*** Opening of LISTED RECORDS ***

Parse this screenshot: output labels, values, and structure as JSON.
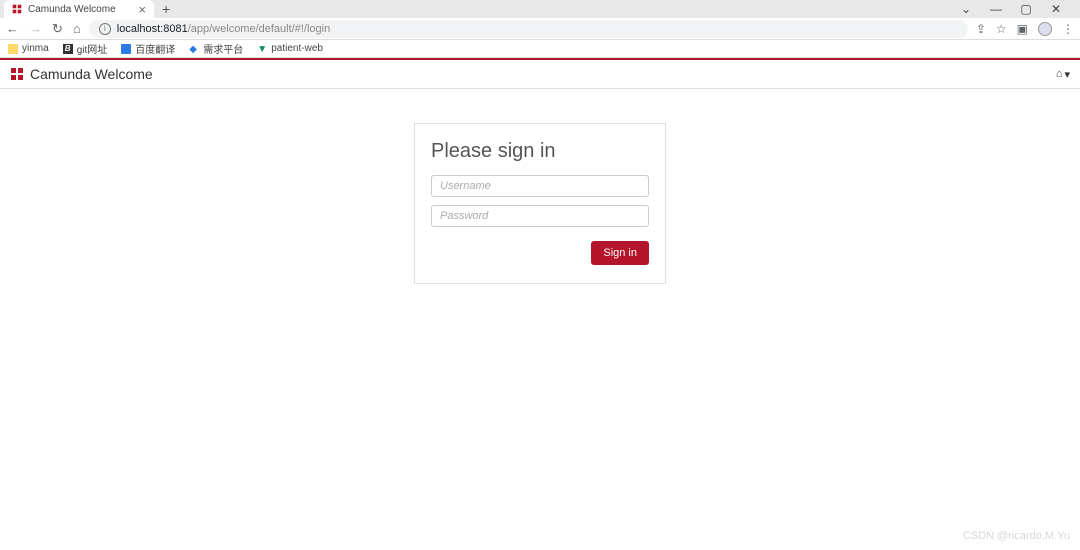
{
  "browser": {
    "tab_title": "Camunda Welcome",
    "url_host": "localhost:8081",
    "url_path": "/app/welcome/default/#!/login",
    "bookmarks": [
      {
        "label": "yinma",
        "icon": "folder"
      },
      {
        "label": "git网址",
        "icon": "b"
      },
      {
        "label": "百度翻译",
        "icon": "blue"
      },
      {
        "label": "需求平台",
        "icon": "diamond"
      },
      {
        "label": "patient-web",
        "icon": "v"
      }
    ]
  },
  "app": {
    "header_title": "Camunda Welcome"
  },
  "login": {
    "title": "Please sign in",
    "username_placeholder": "Username",
    "password_placeholder": "Password",
    "signin_label": "Sign in"
  },
  "watermark": "CSDN @ricardo.M.Yu"
}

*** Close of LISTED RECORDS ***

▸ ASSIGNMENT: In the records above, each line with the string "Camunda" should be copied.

▸ SOLUTION TO THIS TASK:
    "tab_title": "Camunda Welcome",
    "header_title": "Camunda Welcome"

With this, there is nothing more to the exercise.